Kosovo has made great progress since gaining independence in 2008, but it still has a long way to go to secure a European future and avoid being consumed by its past, writes Hashim Thaçi.
Hashim Thaçi is Kosovo’s President-elect.
Europe’s youngest country – Kosovo – celebrated the eighth anniversary of its independence earlier this month.
The independence of Kosovo was our dream, our fight, and our sacrifice.
But we were not alone. We had our friends and international allies who have now become part of our history.
By anyone’s standards, Kosovo has come a long way in those eight short years.
We have built up our institutions. 111 countries have recognised our independence. In October, we signed our first formal political and trade agreement with Europe.
Yet our politics has appeared in the international media for the wrong reasons in recent weeks. A series of parliamentary sessions in our capital, Pristina, had to be suspended following a series of tear gas attacks in the chamber by a group of opposition MPs.
The protests have been led by people who oppose the government’s attempts to improve relations with our neighbour Serbia.
Slobodan Milosevic’s brutal war against Kosovo in the late 1990s is still a fresh and painful memory for Kosovars.
A million Kosovars were expelled from their homeland, many thousands were murdered, and their bodies often buried in secret.
That is why some opposition MPs voted against changes to Kosovo’s constitution to establish a Special Court in The Hague that will investigate and indict individuals suspected of crimes against Serbs during the Kosovo-Serbia war.
The genocide committed by the Milosevic regime against Kosovo should not be equated with these crimes of vengeance. But justice cannot be selective.

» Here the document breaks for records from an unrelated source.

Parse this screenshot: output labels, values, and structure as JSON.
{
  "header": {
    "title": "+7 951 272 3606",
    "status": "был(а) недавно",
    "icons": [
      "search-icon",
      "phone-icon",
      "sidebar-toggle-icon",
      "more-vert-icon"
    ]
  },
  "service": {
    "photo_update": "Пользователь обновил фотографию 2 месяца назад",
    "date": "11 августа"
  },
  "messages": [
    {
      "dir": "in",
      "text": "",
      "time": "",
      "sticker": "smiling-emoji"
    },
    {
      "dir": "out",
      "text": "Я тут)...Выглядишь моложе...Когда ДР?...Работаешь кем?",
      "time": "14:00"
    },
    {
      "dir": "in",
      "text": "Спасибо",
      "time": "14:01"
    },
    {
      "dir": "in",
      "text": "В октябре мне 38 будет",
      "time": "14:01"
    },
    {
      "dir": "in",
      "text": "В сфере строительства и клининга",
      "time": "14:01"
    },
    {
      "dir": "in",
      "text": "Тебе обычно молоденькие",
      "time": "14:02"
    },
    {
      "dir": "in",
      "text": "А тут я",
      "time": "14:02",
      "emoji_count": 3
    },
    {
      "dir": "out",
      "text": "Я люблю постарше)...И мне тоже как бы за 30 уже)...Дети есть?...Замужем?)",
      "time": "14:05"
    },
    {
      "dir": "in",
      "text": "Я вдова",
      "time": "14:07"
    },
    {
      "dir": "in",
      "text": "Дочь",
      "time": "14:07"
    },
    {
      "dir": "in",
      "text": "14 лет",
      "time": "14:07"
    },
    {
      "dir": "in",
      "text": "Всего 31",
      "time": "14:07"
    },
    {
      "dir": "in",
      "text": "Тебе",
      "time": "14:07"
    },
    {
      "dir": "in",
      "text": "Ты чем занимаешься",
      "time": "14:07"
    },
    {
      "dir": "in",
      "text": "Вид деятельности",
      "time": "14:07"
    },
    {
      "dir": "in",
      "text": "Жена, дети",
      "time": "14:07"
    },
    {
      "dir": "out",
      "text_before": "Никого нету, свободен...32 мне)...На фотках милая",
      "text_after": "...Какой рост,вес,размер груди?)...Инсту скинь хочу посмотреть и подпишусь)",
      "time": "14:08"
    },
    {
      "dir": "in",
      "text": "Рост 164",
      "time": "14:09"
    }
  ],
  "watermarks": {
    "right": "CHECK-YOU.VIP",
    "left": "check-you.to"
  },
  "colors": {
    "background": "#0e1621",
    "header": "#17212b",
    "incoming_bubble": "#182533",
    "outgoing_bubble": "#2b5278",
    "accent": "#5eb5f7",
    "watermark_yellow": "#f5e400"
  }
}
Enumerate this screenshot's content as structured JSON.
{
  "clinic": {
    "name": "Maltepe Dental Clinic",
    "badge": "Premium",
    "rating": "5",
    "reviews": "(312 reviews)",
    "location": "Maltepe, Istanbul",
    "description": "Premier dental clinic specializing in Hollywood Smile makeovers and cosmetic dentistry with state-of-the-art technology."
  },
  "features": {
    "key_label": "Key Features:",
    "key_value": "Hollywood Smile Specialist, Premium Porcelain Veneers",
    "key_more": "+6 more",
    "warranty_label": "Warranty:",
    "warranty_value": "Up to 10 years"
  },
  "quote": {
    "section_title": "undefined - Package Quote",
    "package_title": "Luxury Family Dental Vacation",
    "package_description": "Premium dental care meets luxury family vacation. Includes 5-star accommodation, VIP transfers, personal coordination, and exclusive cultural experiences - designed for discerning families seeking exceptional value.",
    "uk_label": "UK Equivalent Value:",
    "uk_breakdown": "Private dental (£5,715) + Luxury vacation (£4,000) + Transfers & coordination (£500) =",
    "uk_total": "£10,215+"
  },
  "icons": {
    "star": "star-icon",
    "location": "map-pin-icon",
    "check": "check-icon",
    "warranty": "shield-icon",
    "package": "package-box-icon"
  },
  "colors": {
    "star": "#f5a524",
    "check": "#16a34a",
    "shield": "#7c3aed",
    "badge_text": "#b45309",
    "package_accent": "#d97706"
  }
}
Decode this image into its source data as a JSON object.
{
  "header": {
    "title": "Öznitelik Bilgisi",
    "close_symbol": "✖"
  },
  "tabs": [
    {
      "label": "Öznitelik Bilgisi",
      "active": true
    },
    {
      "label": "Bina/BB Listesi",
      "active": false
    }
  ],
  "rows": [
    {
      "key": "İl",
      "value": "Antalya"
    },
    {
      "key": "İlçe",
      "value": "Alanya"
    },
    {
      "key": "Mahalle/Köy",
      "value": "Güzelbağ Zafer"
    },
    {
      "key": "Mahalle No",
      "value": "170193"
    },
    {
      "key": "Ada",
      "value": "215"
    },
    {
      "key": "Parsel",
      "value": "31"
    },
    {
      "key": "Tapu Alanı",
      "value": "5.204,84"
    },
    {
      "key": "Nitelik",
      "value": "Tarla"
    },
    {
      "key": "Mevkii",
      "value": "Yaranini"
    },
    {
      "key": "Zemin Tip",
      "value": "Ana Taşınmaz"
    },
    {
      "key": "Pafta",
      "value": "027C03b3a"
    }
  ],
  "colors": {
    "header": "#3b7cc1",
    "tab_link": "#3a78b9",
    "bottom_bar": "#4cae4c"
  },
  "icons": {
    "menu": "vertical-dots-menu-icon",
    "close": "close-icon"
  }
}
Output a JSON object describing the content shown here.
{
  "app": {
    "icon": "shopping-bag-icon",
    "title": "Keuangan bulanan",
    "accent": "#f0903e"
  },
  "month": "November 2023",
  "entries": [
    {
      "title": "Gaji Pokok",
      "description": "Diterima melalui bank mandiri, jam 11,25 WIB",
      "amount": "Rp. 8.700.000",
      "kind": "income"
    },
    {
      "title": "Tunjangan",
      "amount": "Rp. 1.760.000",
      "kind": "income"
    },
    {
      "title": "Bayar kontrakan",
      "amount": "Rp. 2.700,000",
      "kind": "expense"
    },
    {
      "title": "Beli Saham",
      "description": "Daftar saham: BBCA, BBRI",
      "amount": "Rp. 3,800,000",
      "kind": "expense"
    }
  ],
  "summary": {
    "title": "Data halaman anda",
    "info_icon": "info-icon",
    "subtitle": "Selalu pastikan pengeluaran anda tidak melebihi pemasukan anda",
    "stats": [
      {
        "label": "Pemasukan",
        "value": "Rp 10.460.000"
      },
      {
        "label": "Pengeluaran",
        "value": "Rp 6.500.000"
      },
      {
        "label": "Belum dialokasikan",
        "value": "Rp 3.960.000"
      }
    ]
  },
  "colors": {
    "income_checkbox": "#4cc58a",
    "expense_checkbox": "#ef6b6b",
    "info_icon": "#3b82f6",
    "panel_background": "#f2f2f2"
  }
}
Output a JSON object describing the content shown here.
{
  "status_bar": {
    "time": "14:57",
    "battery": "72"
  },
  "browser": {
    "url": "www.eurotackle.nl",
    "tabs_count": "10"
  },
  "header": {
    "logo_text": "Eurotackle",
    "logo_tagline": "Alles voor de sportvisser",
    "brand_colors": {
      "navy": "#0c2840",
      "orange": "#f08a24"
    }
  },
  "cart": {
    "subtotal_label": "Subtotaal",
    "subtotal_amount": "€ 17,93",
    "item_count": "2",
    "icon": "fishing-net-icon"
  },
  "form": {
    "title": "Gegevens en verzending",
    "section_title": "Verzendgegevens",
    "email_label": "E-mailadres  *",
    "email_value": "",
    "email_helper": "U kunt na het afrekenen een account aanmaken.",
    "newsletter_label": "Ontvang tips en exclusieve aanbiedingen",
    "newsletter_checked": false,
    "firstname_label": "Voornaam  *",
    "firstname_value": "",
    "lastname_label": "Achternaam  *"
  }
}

Criminal acts committed by Kosovars have to be condemned and prosecuted.
We have worked hard to normalise relations with Serbia, we have signed a border demarcation agreement with Montenegro, and we are the only Balkan republic that has peacefully demarcated 75% of its borders with three out of four neighbours.
But reconciliation is not easy, and it cannot be a one way exercise.
At a conference of foreign ministers in December, I urged our Serbian neighbours to agree to disagree about Kosovo’s path to independence, without aggressively lobbying against Kosovo’s equal access to the tools of economic development and the international community.
Last Friday, MPs in our national assembly elected me to serve as the new President of Kosovo, to develop Kosovo’s standing on the international stage.
We have much to work on.
Alongside the challenge of growing our economy and creating new jobs and opportunities for our citizens, the migration crisis, coupled with combating violent religious extremism and nationalist rhetoric, now dominate the political landscape in Kosovo and the Western Balkans.
None of these challenges is unique to our region – they are common to Europe as a whole – but our countries have become the key battleground
The Western Balkan route has become the main thoroughfare for refugees fleeing civil war in Syria and Iraq.
As governments, we must combat these problems by improving border security and promoting neighbourly relations.
Kosovo has managed to stem the number of asylum-seekers leaving the country by more than 90% this year.
We have also prepared an emergency reception plan for 500 to 3,000 Syrian migrants, though we are aware that our country is not on the most popular route for refugees from Greece to Northern Europe.
Meanwhile, our government has been recognised for its stance in the fight against violent extremism and contribution to the global coalition against IS.
We must not allow our progress to be derailed by nationalism which invokes old conflicts.
The question now is whether or not Kosovo is to become a full and active member of the international community and continue on its path of European integration, or whether it is reclaimed by its past.